** Task requirements **
Lines of the records that hold the word "Connecting" are to be counted; give the number and nothing more.

Items from an interface collection
****************************************
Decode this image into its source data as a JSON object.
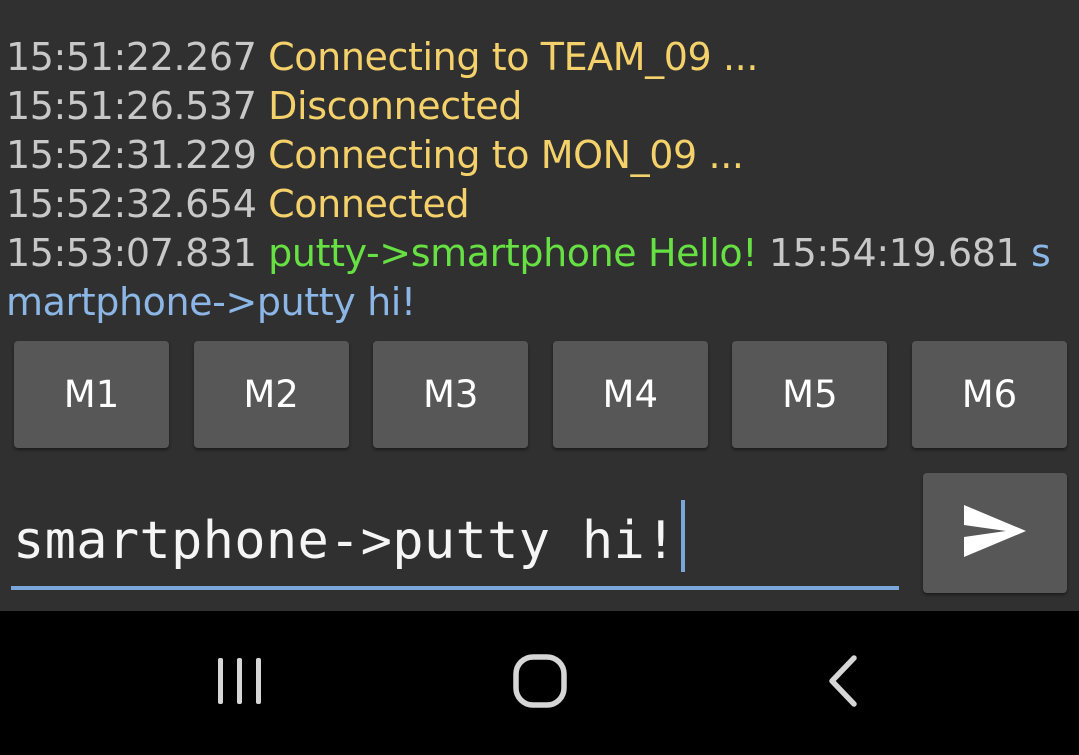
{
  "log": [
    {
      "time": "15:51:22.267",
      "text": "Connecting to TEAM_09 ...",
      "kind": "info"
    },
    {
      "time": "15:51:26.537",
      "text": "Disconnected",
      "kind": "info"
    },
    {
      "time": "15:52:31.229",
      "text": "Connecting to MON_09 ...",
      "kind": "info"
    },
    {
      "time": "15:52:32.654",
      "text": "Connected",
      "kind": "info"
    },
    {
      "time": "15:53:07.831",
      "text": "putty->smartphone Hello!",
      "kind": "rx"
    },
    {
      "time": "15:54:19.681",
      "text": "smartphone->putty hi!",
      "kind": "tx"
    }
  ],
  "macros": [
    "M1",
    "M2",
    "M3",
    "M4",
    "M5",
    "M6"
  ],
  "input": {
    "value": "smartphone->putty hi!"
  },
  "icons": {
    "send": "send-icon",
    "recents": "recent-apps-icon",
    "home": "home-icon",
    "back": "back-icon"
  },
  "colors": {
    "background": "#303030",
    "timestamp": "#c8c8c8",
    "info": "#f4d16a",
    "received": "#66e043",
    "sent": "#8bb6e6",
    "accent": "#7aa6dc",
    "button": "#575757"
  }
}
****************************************
** Answer **
2